from early morning until midday, in the presence of the men and the women and those who could understand; and the ears of all the people were attentive to the book of the law.8:3
The readings of “the law” came from the Pentateuch, but we can only guess which passages Ezra might have chosen to read to the people. As Ezra read for these long hours, the text says the priests and the Levites
helped the people to understand the law . . . So they read from the book, from the law of God, with interpretation. They gave the sense, so that the people understood the reading.8:7-8
We Living in The Story readers know something about this, don’t we? All us seekers need guidance as we try to make sense, as we ask our ongoing question: What does this mean? Imagine how these questions must have overwhelmed this people as they listened to the words of their Scripture, maybe for the very first time, “for all the people wept when they heard the words of the law.”
Nehemiah, who was the governor, and Ezra the priest and scribe . . . said to all the people, “This day is holy to the Lord your God; do not mourn or weep.”
Then he said to them, “Go your way, eat the fat and drink sweet wine and send portions of them to those for whom nothing is prepared, for this day is holy to our Lord; and do not be grieved, for the joy of the Lord is your strength.”8:9-10
Opposition, even violent conflict, has characterized the experience of the Jewish people throughout many centuries. Crusades and pogroms, Kristallnacht and Holocaust, private and public terrors—the history of the Jews continues to be woven with too many dark threads.
Rebuilding a life takes a lifetime of work. As I wrote this in 2020, sisters and brothers across the globe were faced with the deep challenges of rebuilding: one hurricane after another devastated parts of several coasts; raging fires destroyed forests, homes, and businesses throughout the west; earthquakes shook the foundations of Mexico; wars and violence in Syria, Central America, across the Middle East and Africa continued to drive people from their homelands, exiled refugees living lives of chaotic uncertainty; rampant pandemic raged with untold death.
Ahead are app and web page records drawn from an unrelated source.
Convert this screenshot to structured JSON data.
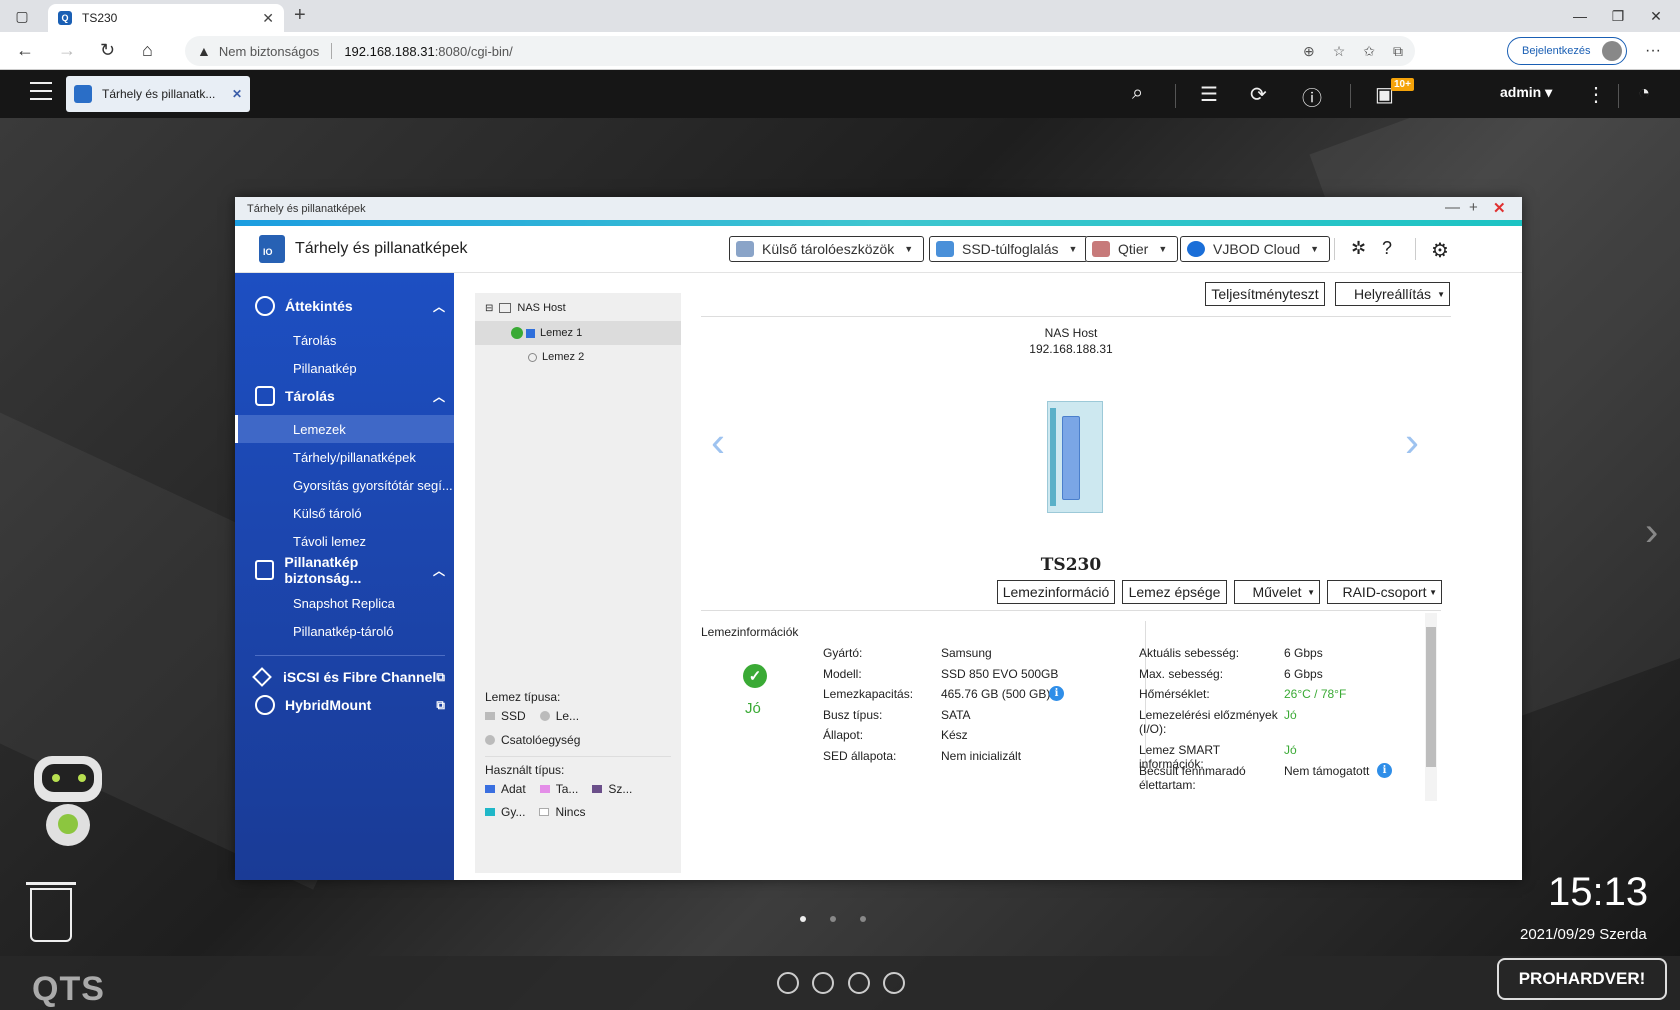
{
  "browser": {
    "tab_title": "TS230",
    "security_label": "Nem biztonságos",
    "url_host": "192.168.188.31",
    "url_rest": ":8080/cgi-bin/",
    "login_label": "Bejelentkezés"
  },
  "qts": {
    "app_tab": "Tárhely és pillanatk...",
    "notification_badge": "10+",
    "user": "admin",
    "clock": "15:13",
    "date": "2021/09/29 Szerda",
    "logo": "QTS",
    "watermark": "PROHARDVER!"
  },
  "window": {
    "title": "Tárhely és pillanatképek",
    "app_name": "Tárhely és pillanatképek",
    "toolbar": {
      "external": "Külső tárolóeszközök",
      "ssd": "SSD-túlfoglalás",
      "qtier": "Qtier",
      "vjbod": "VJBOD Cloud"
    }
  },
  "sidebar": {
    "overview": "Áttekintés",
    "overview_items": [
      "Tárolás",
      "Pillanatkép"
    ],
    "storage": "Tárolás",
    "storage_items": [
      "Lemezek",
      "Tárhely/pillanatképek",
      "Gyorsítás gyorsítótár segí...",
      "Külső tároló",
      "Távoli lemez"
    ],
    "snapshot": "Pillanatkép biztonság...",
    "snapshot_items": [
      "Snapshot Replica",
      "Pillanatkép-tároló"
    ],
    "iscsi": "iSCSI és Fibre Channel",
    "hybridmount": "HybridMount"
  },
  "tree": {
    "root": "NAS Host",
    "disk1": "Lemez 1",
    "disk2": "Lemez 2",
    "disk_type_label": "Lemez típusa:",
    "disk_types": [
      "SSD",
      "Le...",
      "Csatolóegység"
    ],
    "used_type_label": "Használt típus:",
    "used_types": [
      "Adat",
      "Ta...",
      "Sz...",
      "Gy...",
      "Nincs"
    ]
  },
  "main": {
    "perf_test": "Teljesítményteszt",
    "restore": "Helyreállítás",
    "host_name": "NAS Host",
    "host_ip": "192.168.188.31",
    "model": "TS230",
    "btn_diskinfo": "Lemezinformáció",
    "btn_health": "Lemez épsége",
    "btn_action": "Művelet",
    "btn_raid": "RAID-csoport",
    "info_title": "Lemezinformációk",
    "status": "Jó",
    "left_info": [
      {
        "k": "Gyártó:",
        "v": "Samsung"
      },
      {
        "k": "Modell:",
        "v": "SSD 850 EVO 500GB"
      },
      {
        "k": "Lemezkapacitás:",
        "v": "465.76 GB (500 GB)"
      },
      {
        "k": "Busz típus:",
        "v": "SATA"
      },
      {
        "k": "Állapot:",
        "v": "Kész"
      },
      {
        "k": "SED állapota:",
        "v": "Nem inicializált"
      }
    ],
    "right_info": [
      {
        "k": "Aktuális sebesség:",
        "v": "6 Gbps"
      },
      {
        "k": "Max. sebesség:",
        "v": "6 Gbps"
      },
      {
        "k": "Hőmérséklet:",
        "v": "26°C / 78°F"
      },
      {
        "k": "Lemezelérési előzmények (I/O):",
        "v": "Jó"
      },
      {
        "k": "Lemez SMART információk:",
        "v": "Jó"
      },
      {
        "k": "Becsült fennmaradó élettartam:",
        "v": "Nem támogatott"
      }
    ]
  },
  "colors": {
    "sidebar_top": "#1d4fc2",
    "good": "#3aaa35",
    "info_blue": "#2f8ee8"
  }
}
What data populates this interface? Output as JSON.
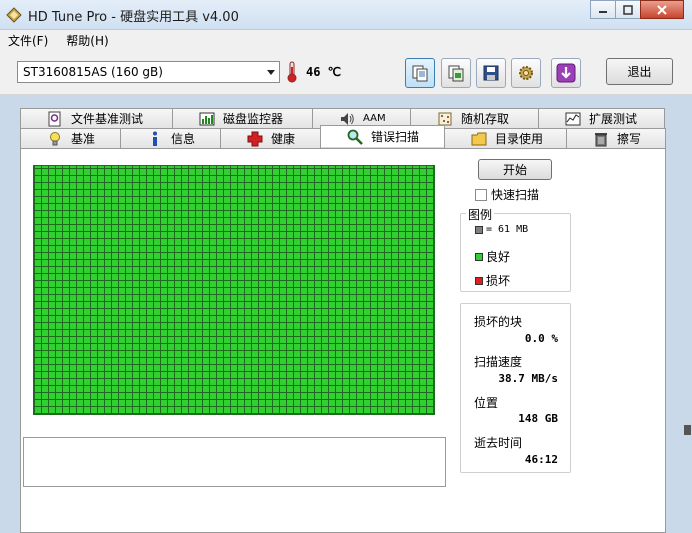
{
  "window": {
    "title": "HD Tune Pro - 硬盘实用工具 v4.00",
    "controls": {
      "minimize": "▭",
      "maximize": "□",
      "close": "✕"
    }
  },
  "menu": {
    "items": [
      {
        "label": "文件(F)"
      },
      {
        "label": "帮助(H)"
      }
    ]
  },
  "toolbar": {
    "drive": "ST3160815AS (160 gB)",
    "temperature": "46 ℃",
    "exit_label": "退出",
    "buttons": [
      "copy-info",
      "copy-screen",
      "save",
      "options",
      "download"
    ]
  },
  "tabs": {
    "back_row": [
      {
        "label": "文件基准测试",
        "icon": "file-benchmark-icon"
      },
      {
        "label": "磁盘监控器",
        "icon": "disk-monitor-icon"
      },
      {
        "label": "AAM",
        "icon": "speaker-icon"
      },
      {
        "label": "随机存取",
        "icon": "random-access-icon"
      },
      {
        "label": "扩展测试",
        "icon": "extra-tests-icon"
      }
    ],
    "front_row": [
      {
        "label": "基准",
        "icon": "lightbulb-icon"
      },
      {
        "label": "信息",
        "icon": "info-icon"
      },
      {
        "label": "健康",
        "icon": "health-cross-icon"
      },
      {
        "label": "错误扫描",
        "icon": "magnifier-icon"
      },
      {
        "label": "目录使用",
        "icon": "folder-icon"
      },
      {
        "label": "擦写",
        "icon": "trash-icon"
      }
    ]
  },
  "scan": {
    "start_label": "开始",
    "quick_scan_label": "快速扫描",
    "quick_scan_checked": false,
    "legend": {
      "title": "图例",
      "block_size": "= 61 MB",
      "good_label": "良好",
      "bad_label": "损坏",
      "block_color": "#808080",
      "good_color": "#2fd02f",
      "bad_color": "#e02020"
    },
    "stats": {
      "damaged_label": "损坏的块",
      "damaged_value": "0.0 %",
      "speed_label": "扫描速度",
      "speed_value": "38.7 MB/s",
      "position_label": "位置",
      "position_value": "148 GB",
      "elapsed_label": "逝去时间",
      "elapsed_value": "46:12"
    }
  }
}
Nehemiah and Ezra worked together alongside many persistently faithful Jews in the midst of hardship and persecution. Even with so many challenges, Ezra and Nehemiah remind us not to wait until everything is perfect and normal. In the midst of imperfect circumstances, people of faith and hope can still find joy and “peace that passes understanding” (Phil 4:7).
Pleasant circumstances may bring us a measure of happiness that can last for a while, but it is the joy of the Lord that gives us strength to endure.